by Charlie Leck
All of us have heard about former President Dwight David Eisenhower’s warning about a military-industrial complex in the United States. He issued the warning in 1961, in his final speech as President. It was his farewell to the American people. He spoke on national television from the oval office. The speech lasted less than 10 minutes. Eisenhower, not normally a powerful speaker, poured his heart and soul into the speech. I was a young man in my first year of college. I remember watching the speech in the student union. Several professors watched with us.
A vital element in keeping the peace is our military establishment. Our arms must be mighty, ready for instant action, so that no potential aggressor may be tempted to risk his own destruction.
Our military organization today bears little relation to that known by any of my predecessors in peace time, or indeed by the fighting men of World War II or Korea.
Until the latest of our world conflicts, the United States had no armaments industry. American makers of plowshares could, with time and as required, make swords as well. But now we can no longer risk emergency improvisation of national defense, we have been compelled to create a permanent armaments industry of vast proportions. Added to this, three and a half million men and women are directly engaged in the defense establishment. We annually spend on military security more than the net income of all United States corporations.
This conjunction of an immense military establishment and a large arms industry is new in the American experience. The total influence – economic, political, and even spiritual – is felt in every city, every state house, every office of the Federal government. We recognize the imperative need for this development. Yet, we must not fail to comprehend its grave implications. Our toil, resources and livelihood are all involved; so is the very structure of our society.

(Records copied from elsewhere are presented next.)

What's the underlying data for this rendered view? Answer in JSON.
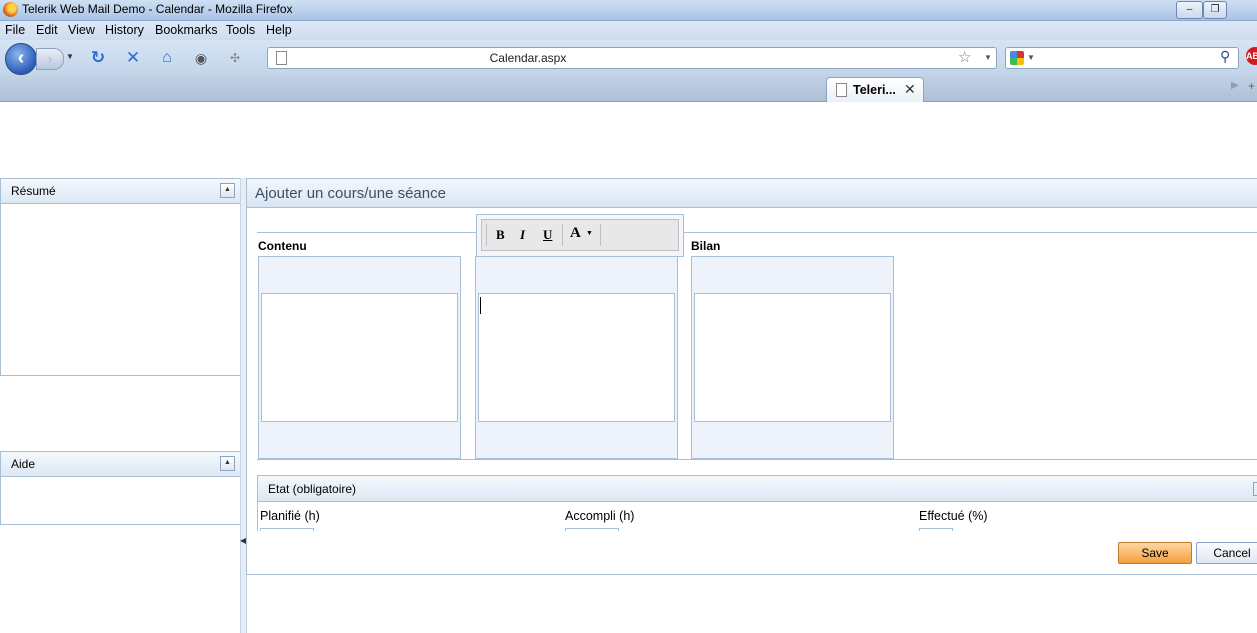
{
  "browser": {
    "window_title": "Telerik Web Mail Demo - Calendar - Mozilla Firefox",
    "menu": [
      "File",
      "Edit",
      "View",
      "History",
      "Bookmarks",
      "Tools",
      "Help"
    ],
    "url": "Calendar.aspx",
    "search_placeholder": "",
    "tab": {
      "label": "Teleri..."
    },
    "window_buttons": {
      "minimize": "–",
      "restore": "❐"
    }
  },
  "icons": {
    "back": "back-arrow-icon",
    "forward": "forward-arrow-icon",
    "reload": "reload-icon",
    "stop": "stop-icon",
    "home": "home-icon",
    "chat": "chat-icon",
    "extension": "extension-icon",
    "bookmark_star": "star-icon",
    "search_engine": "google-icon",
    "search": "magnifier-icon",
    "adblock": "adblock-icon",
    "tab_close": "close-icon",
    "new_tab": "plus-icon"
  },
  "sidebar": {
    "resume": {
      "title": "Résumé"
    },
    "aide": {
      "title": "Aide"
    }
  },
  "main": {
    "title": "Ajouter un cours/une séance",
    "columns": {
      "contenu": "Contenu",
      "middle": "",
      "bilan": "Bilan"
    },
    "format_toolbar": {
      "bold": "B",
      "italic": "I",
      "underline": "U",
      "font_color": "A"
    },
    "etat": {
      "title": "Etat (obligatoire)",
      "fields": {
        "planifie": "Planifié (h)",
        "accompli": "Accompli (h)",
        "effectue": "Effectué (%)"
      }
    },
    "buttons": {
      "save": "Save",
      "cancel": "Cancel"
    }
  },
  "colors": {
    "accent_blue": "#a9bfd6",
    "save_orange": "#f59f3d",
    "title_text": "#3b4f67"
  }
}
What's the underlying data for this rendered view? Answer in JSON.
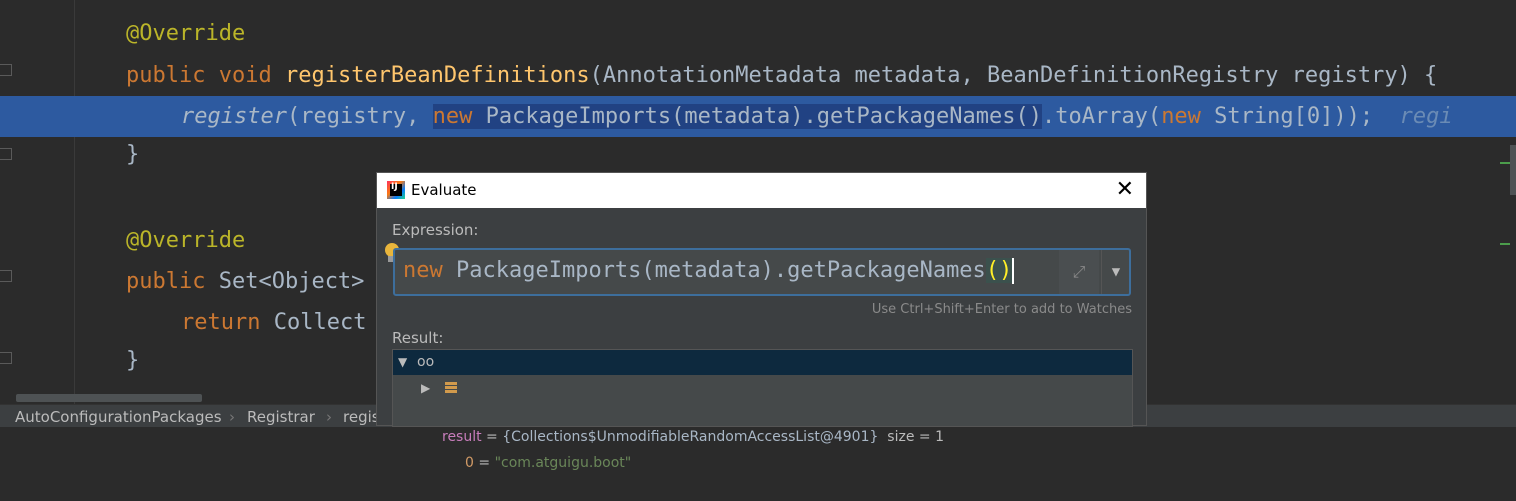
{
  "editor": {
    "line1": {
      "annotation": "@Override"
    },
    "line2": {
      "kw1": "public",
      "kw2": "void",
      "method": "registerBeanDefinitions",
      "params": "(AnnotationMetadata metadata, BeanDefinitionRegistry registry) {"
    },
    "line3": {
      "call": "register",
      "args_start": "(registry, ",
      "sel_kw": "new",
      "sel_text": " PackageImports(metadata).getPackageNames()",
      "rest_a": ".toArray(",
      "rest_kw": "new",
      "rest_b": " String[0]));",
      "inline_hint": "regi"
    },
    "line4": {
      "text": "}"
    },
    "line5": {
      "annotation": "@Override"
    },
    "line6": {
      "kw": "public",
      "text": " Set<Object>"
    },
    "line7": {
      "kw": "return",
      "text": " Collect"
    },
    "line8": {
      "text": "}"
    }
  },
  "breadcrumb": {
    "items": [
      "AutoConfigurationPackages",
      "Registrar",
      "regis"
    ],
    "separator": "›"
  },
  "dialog": {
    "title": "Evaluate",
    "logo_text": "IJ",
    "close_glyph": "✕",
    "expression_label": "Expression:",
    "expression": {
      "kw": "new",
      "text": " PackageImports(metadata).getPackageNames",
      "parens": "()"
    },
    "expand_glyph": "⤢",
    "dropdown_glyph": "▼",
    "hint": "Use Ctrl+Shift+Enter to add to Watches",
    "result_label": "Result:",
    "result": {
      "row1": {
        "name": "result",
        "eq": " = ",
        "value": "{Collections$UnmodifiableRandomAccessList@4901}",
        "size": "  size = 1"
      },
      "row2": {
        "index": "0",
        "eq": " = ",
        "value": "\"com.atguigu.boot\""
      }
    }
  }
}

In the councils of government, we must guard against the acquisition of unwarranted influence, whether sought or unsought, by the military-industrial complex. The potential for the disastrous rise of misplaced power exists and will persist. We must never let the weight of this combination endanger our liberties or democratic processes. We should take nothing for granted. Only an alert and knowledgeable citizenry can compel the proper meshing of huge industrial and military machinery of defense with our peaceful methods and goals, so that security and liberty may prosper together.